What is alcohol related dementia?
Alcohol related dementia, as the name suggests, is a form of dementia related to the excessive drinking of alcohol. This affects memory, learning and other mental functions. Korsakoff’s syndrome and Wernicke-Korsakoff syndrome are particular forms of alcohol related brain injury which may be related to alcohol related dementia.
What is the cause?
It is currently unclear as to whether alcohol has a direct toxic effect on the brain cells, or whether the damage is due to lack of thiamine, vitamin B1.Nutritional problems, which often accompany consistent or episodic heavy use of alcohol, are thought to be contributing factors. Key parts of the brain may suffer damage through vitamin deficiencies, particularly marked levels of thiamine deficiency and the direct effect that alcohol has on the absorption and use of thiamine.
What are the symptoms?
This can vary from person to person, but generally symptoms will include:
- Impaired ability to learn things
- Personality changes
- Problems with memory
- Difficulty with clear and logical thinking on tasks which require planning, organising, common sense judgement and social skills
- Problems with balance
- Decreased initiative and spontaneity.
Generally skills learned earlier in life and old habits such as language and gestures tend to be relatively unaffected.
Who gets alcohol related dementia?

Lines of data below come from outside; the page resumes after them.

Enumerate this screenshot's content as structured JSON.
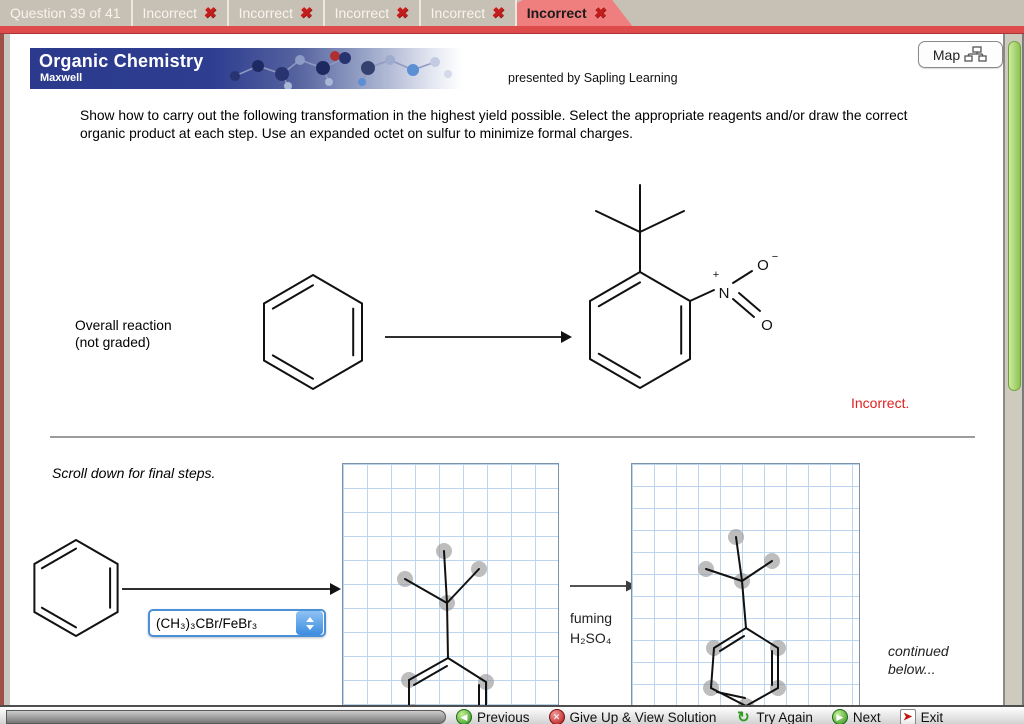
{
  "window": {
    "tab_bar": {
      "question_tab": "Question 39 of 41",
      "tabs": [
        {
          "label": "Incorrect",
          "active": false
        },
        {
          "label": "Incorrect",
          "active": false
        },
        {
          "label": "Incorrect",
          "active": false
        },
        {
          "label": "Incorrect",
          "active": false
        },
        {
          "label": "Incorrect",
          "active": true
        }
      ]
    }
  },
  "header": {
    "banner_title": "Organic Chemistry",
    "banner_subtitle": "Maxwell",
    "presented_by": "presented by Sapling Learning",
    "map_button_label": "Map"
  },
  "question_text": "Show how to carry out the following transformation in the highest yield possible.  Select the appropriate reagents and/or draw the correct organic product at each step. Use an expanded octet on sulfur to minimize formal charges.",
  "overall_reaction": {
    "label_line1": "Overall reaction",
    "label_line2": "(not graded)",
    "feedback": "Incorrect."
  },
  "product_labels": {
    "n": "N",
    "plus": "+",
    "o_top": "O",
    "minus": "−",
    "o_bottom": "O"
  },
  "scroll_note": "Scroll down for final steps.",
  "step_section": {
    "reagent_value": "(CH₃)₃CBr/FeBr₃",
    "arrow_label_line1": "fuming",
    "arrow_label_line2": "H₂SO₄",
    "continued_line1": "continued",
    "continued_line2": "below..."
  },
  "footer": {
    "buttons": [
      {
        "label": "Previous"
      },
      {
        "label": "Give Up & View Solution"
      },
      {
        "label": "Try Again"
      },
      {
        "label": "Next"
      },
      {
        "label": "Exit"
      }
    ]
  },
  "colors": {
    "active_tab": "#ef7f7f",
    "strip_red": "#de4b4b",
    "banner_navy": "#2b3a8c",
    "incorrect_red": "#e02020",
    "grid_blue": "#bcd5ef",
    "dropdown_blue": "#4a90d9",
    "scrollbar_green": "#8dc452"
  }
}
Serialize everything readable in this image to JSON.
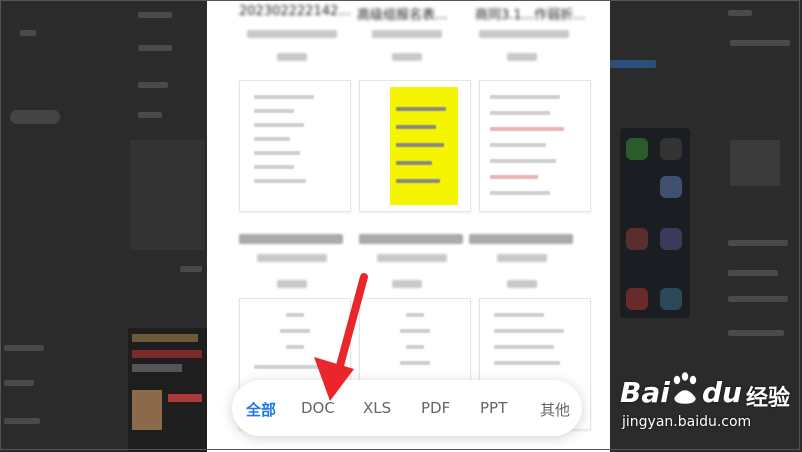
{
  "filter_tabs": [
    {
      "label": "全部",
      "active": true
    },
    {
      "label": "DOC",
      "active": false
    },
    {
      "label": "XLS",
      "active": false
    },
    {
      "label": "PDF",
      "active": false
    },
    {
      "label": "PPT",
      "active": false
    },
    {
      "label": "其他",
      "active": false
    }
  ],
  "files_row1": [
    "202302222142...",
    "高级组报名表...",
    "商同3.1...作弱折..."
  ],
  "watermark": {
    "brand_bai": "Bai",
    "brand_du": "du",
    "brand_cn": "经验",
    "url": "jingyan.baidu.com"
  },
  "colors": {
    "accent": "#1f78e6",
    "arrow": "#e8262b",
    "highlight": "#f5f500"
  }
}
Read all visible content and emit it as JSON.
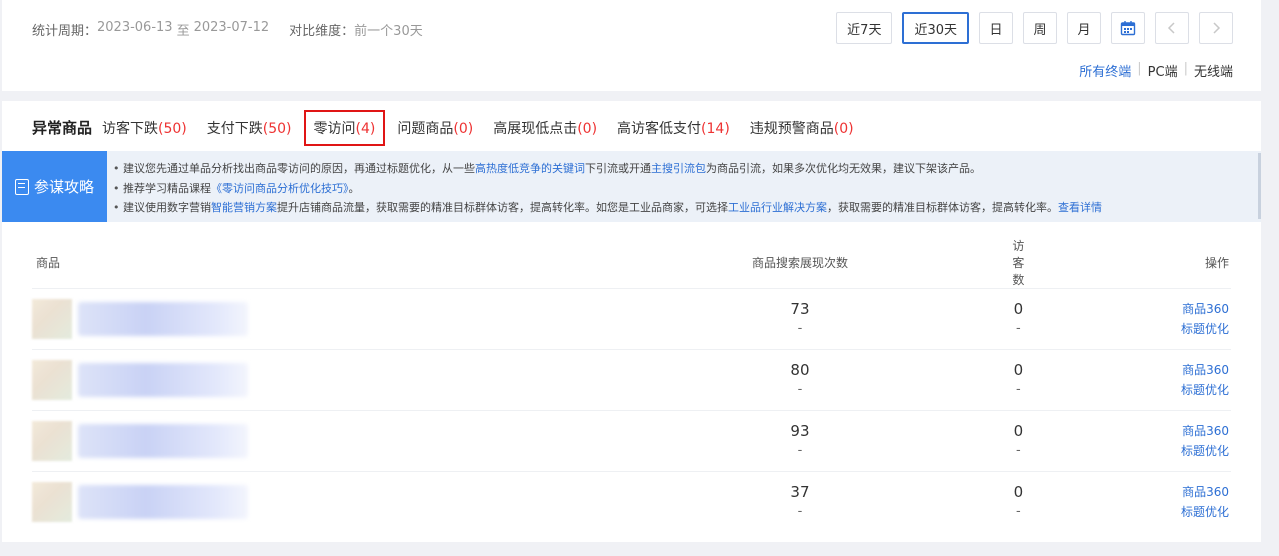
{
  "period": {
    "label": "统计周期：",
    "start": "2023-06-13",
    "sep": "至",
    "end": "2023-07-12",
    "compare_label": "对比维度：",
    "compare_value": "前一个30天"
  },
  "range_buttons": [
    "近7天",
    "近30天",
    "日",
    "周",
    "月"
  ],
  "active_range": "近30天",
  "icons": {
    "calendar": "calendar-icon",
    "prev": "chevron-left-icon",
    "next": "chevron-right-icon"
  },
  "terminals": [
    "所有终端",
    "PC端",
    "无线端"
  ],
  "active_terminal": "所有终端",
  "section_title": "异常商品",
  "tabs": [
    {
      "label": "访客下跌",
      "count": "(50)"
    },
    {
      "label": "支付下跌",
      "count": "(50)"
    },
    {
      "label": "零访问",
      "count": "(4)"
    },
    {
      "label": "问题商品",
      "count": "(0)"
    },
    {
      "label": "高展现低点击",
      "count": "(0)"
    },
    {
      "label": "高访客低支付",
      "count": "(14)"
    },
    {
      "label": "违规预警商品",
      "count": "(0)"
    }
  ],
  "selected_tab": "零访问",
  "tips": {
    "badge": "参谋攻略",
    "line1_a": "建议您先通过单品分析找出商品零访问的原因，再通过标题优化，从一些",
    "line1_link1": "高热度低竞争的关键词",
    "line1_b": "下引流或开通",
    "line1_link2": "主搜引流包",
    "line1_c": "为商品引流，如果多次优化均无效果，建议下架该产品。",
    "line2_a": "推荐学习精品课程",
    "line2_link": "《零访问商品分析优化技巧》",
    "line2_b": "。",
    "line3_a": "建议使用数字营销",
    "line3_link1": "智能营销方案",
    "line3_b": "提升店铺商品流量，获取需要的精准目标群体访客，提高转化率。如您是工业品商家，可选择",
    "line3_link2": "工业品行业解决方案",
    "line3_c": "，获取需要的精准目标群体访客，提高转化率。",
    "line3_link3": "查看详情"
  },
  "table": {
    "headers": [
      "商品",
      "商品搜索展现次数",
      "访客数",
      "操作"
    ],
    "rows": [
      {
        "impressions": "73",
        "impressions_sub": "-",
        "visitors": "0",
        "visitors_sub": "-"
      },
      {
        "impressions": "80",
        "impressions_sub": "-",
        "visitors": "0",
        "visitors_sub": "-"
      },
      {
        "impressions": "93",
        "impressions_sub": "-",
        "visitors": "0",
        "visitors_sub": "-"
      },
      {
        "impressions": "37",
        "impressions_sub": "-",
        "visitors": "0",
        "visitors_sub": "-"
      }
    ],
    "action1": "商品360",
    "action2": "标题优化"
  },
  "colors": {
    "accent": "#2d6fd4",
    "count_red": "#e33333",
    "selected_outline": "#e01515",
    "badge_blue": "#3b8af0"
  }
}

Anyone who drinks excessive amounts of alcohol over a period of years may develop these conditions, but most do not. It is not known why some very heavy drinkers develop dementia or Wernicke-Korsakoff syndrome while others do not. Diet and other lifestyle factors may play a role.

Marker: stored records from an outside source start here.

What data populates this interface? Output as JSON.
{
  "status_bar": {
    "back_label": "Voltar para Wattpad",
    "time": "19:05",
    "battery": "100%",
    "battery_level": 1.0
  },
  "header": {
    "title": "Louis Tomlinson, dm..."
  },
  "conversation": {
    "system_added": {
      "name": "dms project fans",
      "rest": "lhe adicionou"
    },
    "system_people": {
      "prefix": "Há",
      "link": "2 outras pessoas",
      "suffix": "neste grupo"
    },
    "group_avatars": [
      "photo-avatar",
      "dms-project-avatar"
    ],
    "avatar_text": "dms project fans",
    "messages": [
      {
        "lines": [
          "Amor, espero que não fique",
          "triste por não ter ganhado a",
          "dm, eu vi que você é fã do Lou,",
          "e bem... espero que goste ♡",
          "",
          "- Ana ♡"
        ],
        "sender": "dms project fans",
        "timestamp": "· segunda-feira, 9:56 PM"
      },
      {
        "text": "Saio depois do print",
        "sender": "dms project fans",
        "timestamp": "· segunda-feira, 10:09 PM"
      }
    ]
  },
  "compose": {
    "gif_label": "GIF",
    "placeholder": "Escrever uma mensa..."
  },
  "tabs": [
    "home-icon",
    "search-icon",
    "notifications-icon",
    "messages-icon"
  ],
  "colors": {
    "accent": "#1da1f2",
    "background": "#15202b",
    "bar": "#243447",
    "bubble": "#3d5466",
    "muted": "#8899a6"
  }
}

These conditions most commonly affect men over the age of 45 with a long history of alcohol abuse, though men and women of any age can be affected. The risk clearly increases for anyone who drinks high levels of alcohol on a regular basis for a long time.

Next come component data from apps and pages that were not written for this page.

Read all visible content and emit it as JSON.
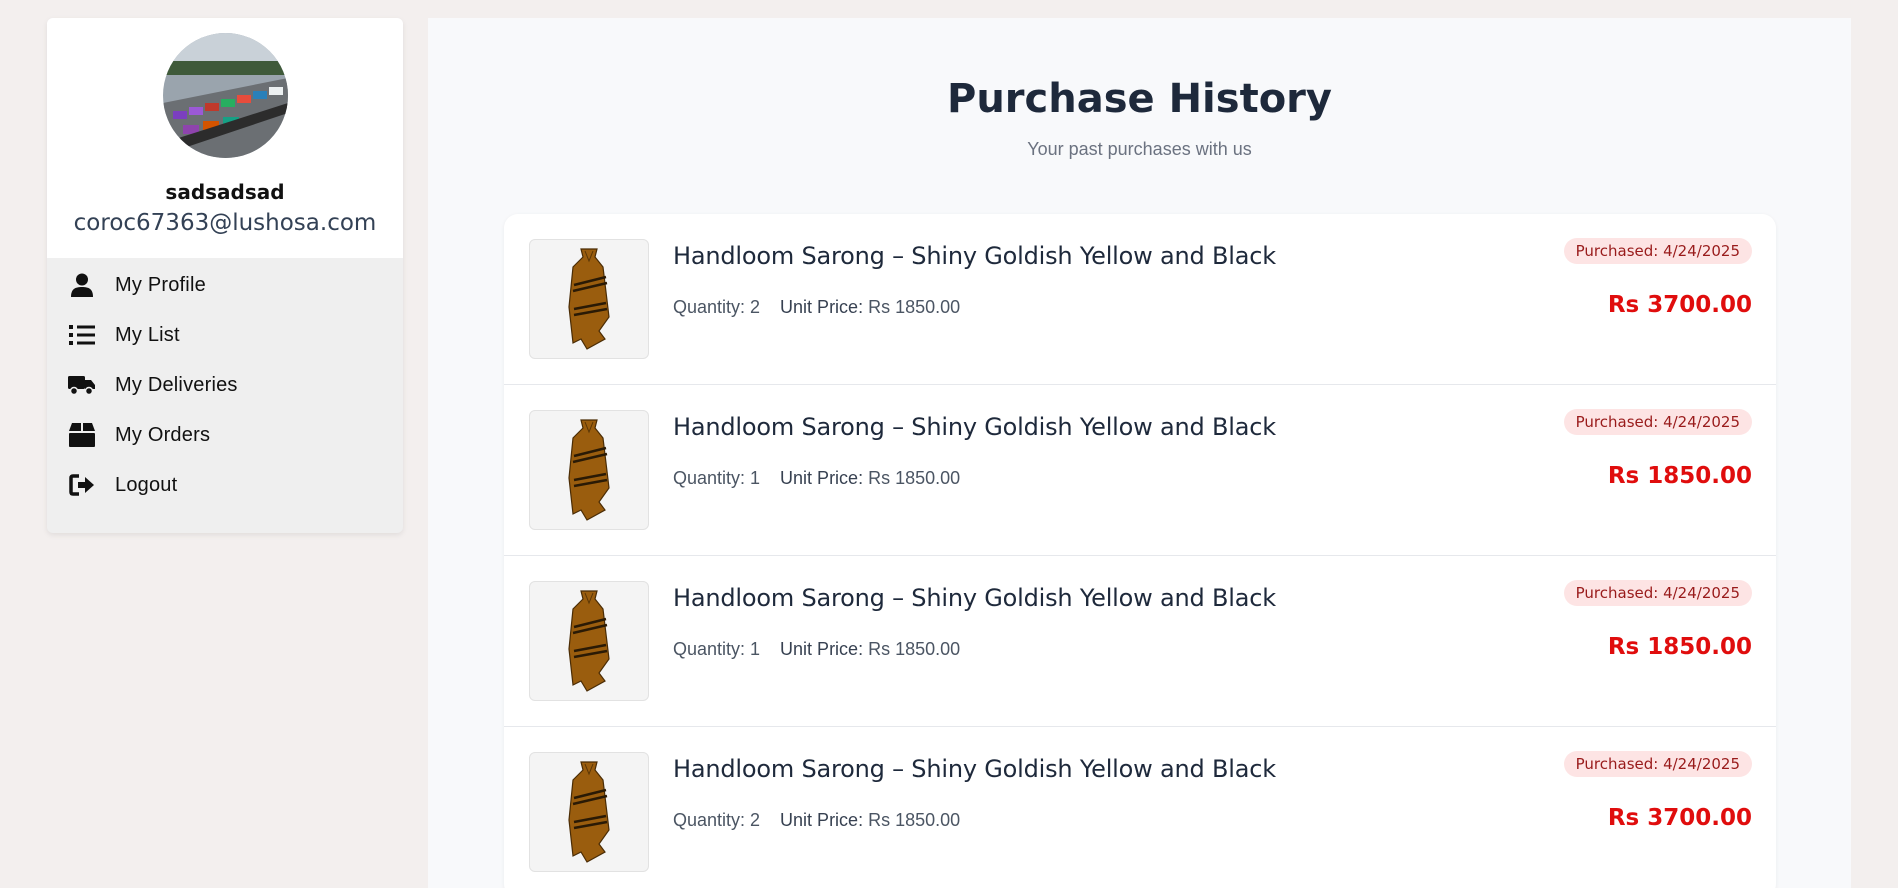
{
  "sidebar": {
    "username": "sadsadsad",
    "email": "coroc67363@lushosa.com",
    "items": [
      {
        "label": "My Profile",
        "icon": "user-icon"
      },
      {
        "label": "My List",
        "icon": "list-icon"
      },
      {
        "label": "My Deliveries",
        "icon": "truck-icon"
      },
      {
        "label": "My Orders",
        "icon": "box-icon"
      },
      {
        "label": "Logout",
        "icon": "logout-icon"
      }
    ]
  },
  "main": {
    "title": "Purchase History",
    "subtitle": "Your past purchases with us"
  },
  "purchases": [
    {
      "name": "Handloom Sarong – Shiny Goldish Yellow and Black",
      "quantity_label": "Quantity: 2",
      "unit_price_key": "Unit Price:",
      "unit_price_value": "Rs 1850.00",
      "date": "Purchased: 4/24/2025",
      "total": "Rs 3700.00"
    },
    {
      "name": "Handloom Sarong – Shiny Goldish Yellow and Black",
      "quantity_label": "Quantity: 1",
      "unit_price_key": "Unit Price:",
      "unit_price_value": "Rs 1850.00",
      "date": "Purchased: 4/24/2025",
      "total": "Rs 1850.00"
    },
    {
      "name": "Handloom Sarong – Shiny Goldish Yellow and Black",
      "quantity_label": "Quantity: 1",
      "unit_price_key": "Unit Price:",
      "unit_price_value": "Rs 1850.00",
      "date": "Purchased: 4/24/2025",
      "total": "Rs 1850.00"
    },
    {
      "name": "Handloom Sarong – Shiny Goldish Yellow and Black",
      "quantity_label": "Quantity: 2",
      "unit_price_key": "Unit Price:",
      "unit_price_value": "Rs 1850.00",
      "date": "Purchased: 4/24/2025",
      "total": "Rs 3700.00"
    }
  ],
  "colors": {
    "accent_price": "#e00d0d",
    "badge_bg": "#fde4e4",
    "badge_text": "#991b1b"
  }
}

The National Health & Medical Research Council of Australia recommends that to reduce the risk of all health problems related to alcohol, adults should drink no more than two standard drinks on any day. This limit applies to both men and women.
Is there treatment available?
At an early stage of the disease, problems may be reduced or reversed if the person abstains from alcohol, improves their diet and replace vitamins especially thiamine and vitamin B1. Thiamine is important to limit some of the toxic effects of alcohol, and is an important supplement for heavy drinkers.
Community support is available for the person with dementia, their family and carers. This support can make a positive difference to managing dementia.
Many people who develop alcohol related dementia are young, and this can mean that they and their family and carers will need extra consideration. It may be helpful to talk to a counsellor at Dementia Australia. Contact the National Dementia Helpline on 1800 100 500.
Al-Anon is a self-help group that provides support to people affected by someone else’s drinking. Alcoholics Anonymous is a self-help group for people who have problems with alcohol. Their contact number in each State or Territory can be found in the phone book, or by contacting the National Dementia Helpline 1800 100 500.